Stalker wasn’t particularly well-received on first release — The New York Times’ Janet Maslin focused almost entirely on dismissing its “stupefyingly drab and slow” pace, and other contemporaneous reviews focused largely on its stunning visuals. Like so many clearly avant-garde films, it wasn’t recognized as a classic until much later. Annihilation seems destined to walk the same path. It’s nothing like a safely commercial film: like Ex Machina, it asks viewers to be patient with its mysteries, and with the relatively subtle emotional responses of a group of characters who are all clearly repressing their fear and frustration, right up until the moments where they explode. Like Arrival, it’s starkly beautiful, with an increasing emphasis on the alien aspects of its environments as the story goes forward. Toward the end, Garland brings in trippy visual elements from 2001: A Space Odyssey, and the kind of puzzle-ending that seems destined to send viewers running to friends and the internet to unpack clues and spin theories. But only the most patient, receptive viewers are likely to find the film satisfying. This isn’t passive entertainment: it requires intellectual engagement with the themes, and a real interest in Garland’s ideas.
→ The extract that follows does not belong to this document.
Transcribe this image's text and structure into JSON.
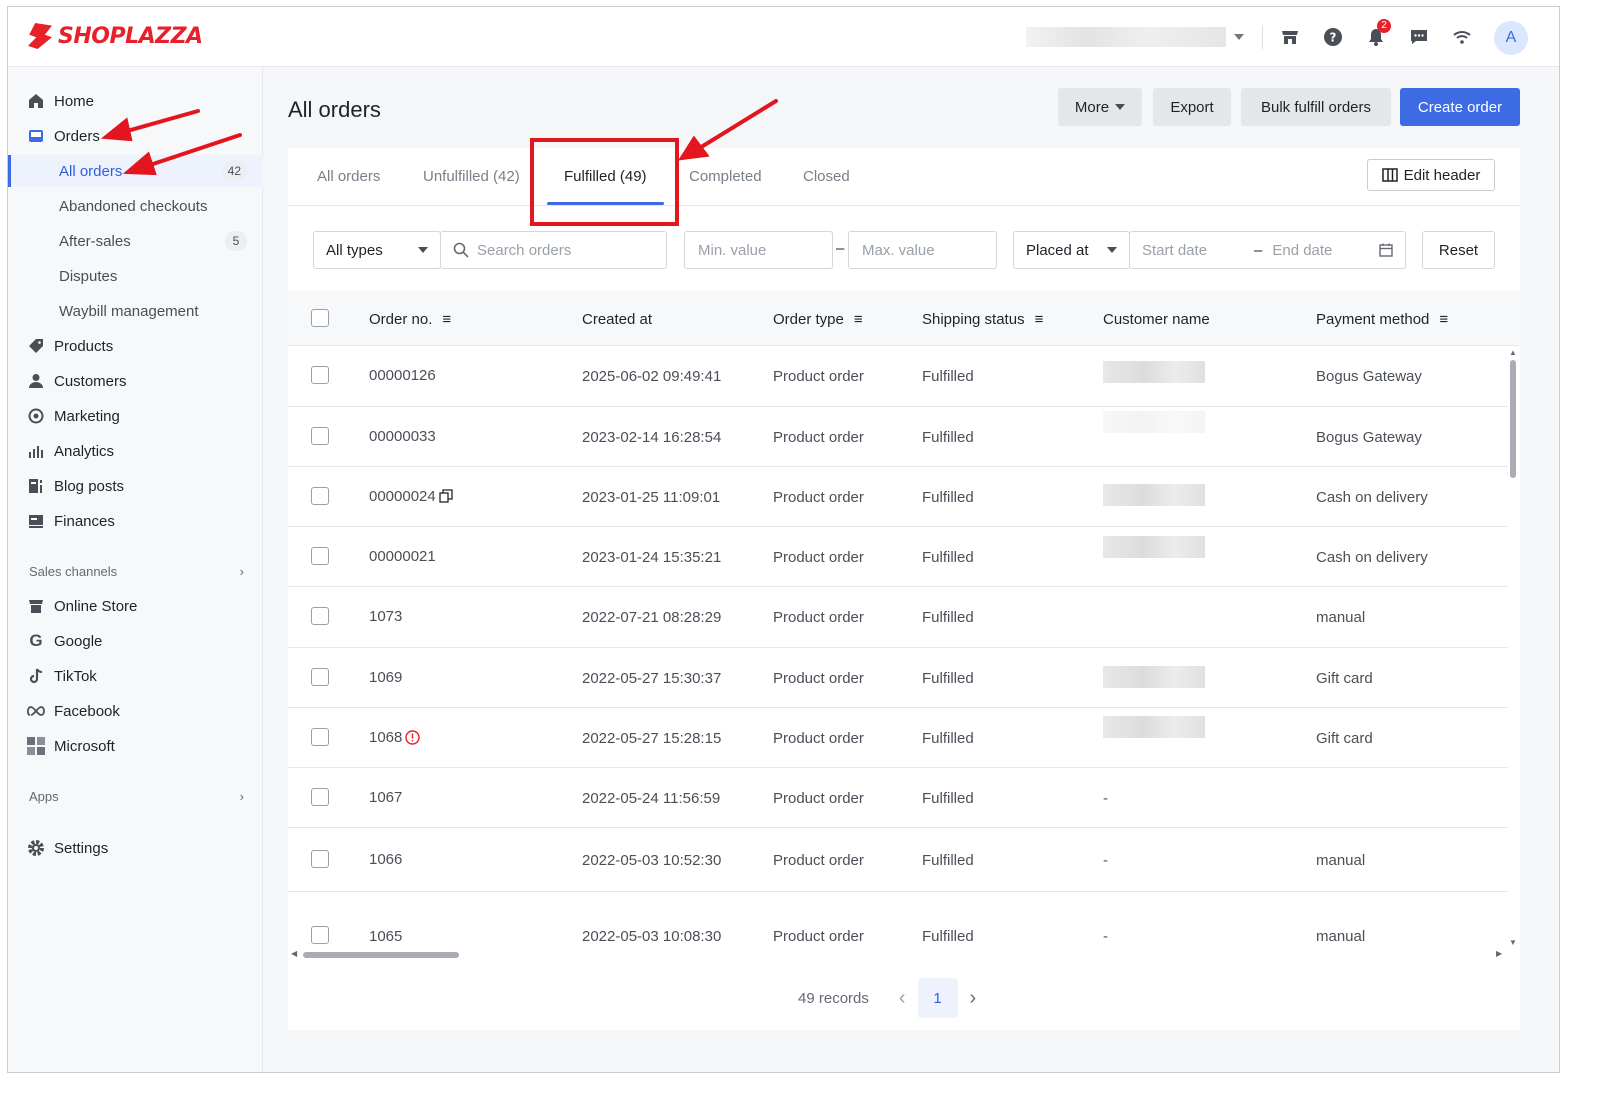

The one element in Annihilation that feels accessible and mainstream is the cast. Portman and Isaac have an easy, appealing chemistry in the flashbacks to their time together as a couple, especially in a winning bedroom scene where Lena aggressively laughs off Kane’s attempts to sentimentalize their relationship. That sequence alone marks her as a bit of an iconoclast, a woman with strong opinions and a quirky, unusual, but well-expressed sense of humor. Leigh makes Dr. Ventress similarly fascinating, playing her with a dismissive drawl that’s equal parts pained and hurtful to the other characters. And Tessa Thompson, Thor: Ragnarok’s swaggering Valkyrie, displays a more vulnerable side here as the group’s least militarily adept warrior.
But all of the cast dial their emotions down as the story plays out, and they rapidly stop being distinctive characters and become illustrations of the themes instead. Their solemnity and the way they internalize their reactions keep Annihilation from being any sort of conventional horror story, where overt terror is usually central to the story. Instead, the dialed-down performances contribute to the feeling that this film is primarily a cold intellectual exercise. It’s not about flashy, colorful forms of self-destruction, but about the subconscious urge to take control of the slow march to the grave by making choices that move it along faster.
In spite of the few films it mirrors and refracts, Annihilation feels nearly unique in that regard. Its thrills are mostly reflective and analytical. And there’s nothing wrong with that, as long as viewers are prepared to open their minds and engage their brains. For a genre that’s supposed to be about carefully considering the possibilities of the future, science fiction too often feels just as slick and mindless a genre as any other. Annihilation fights that trend, and makes its audiences walk away with a lot to think about.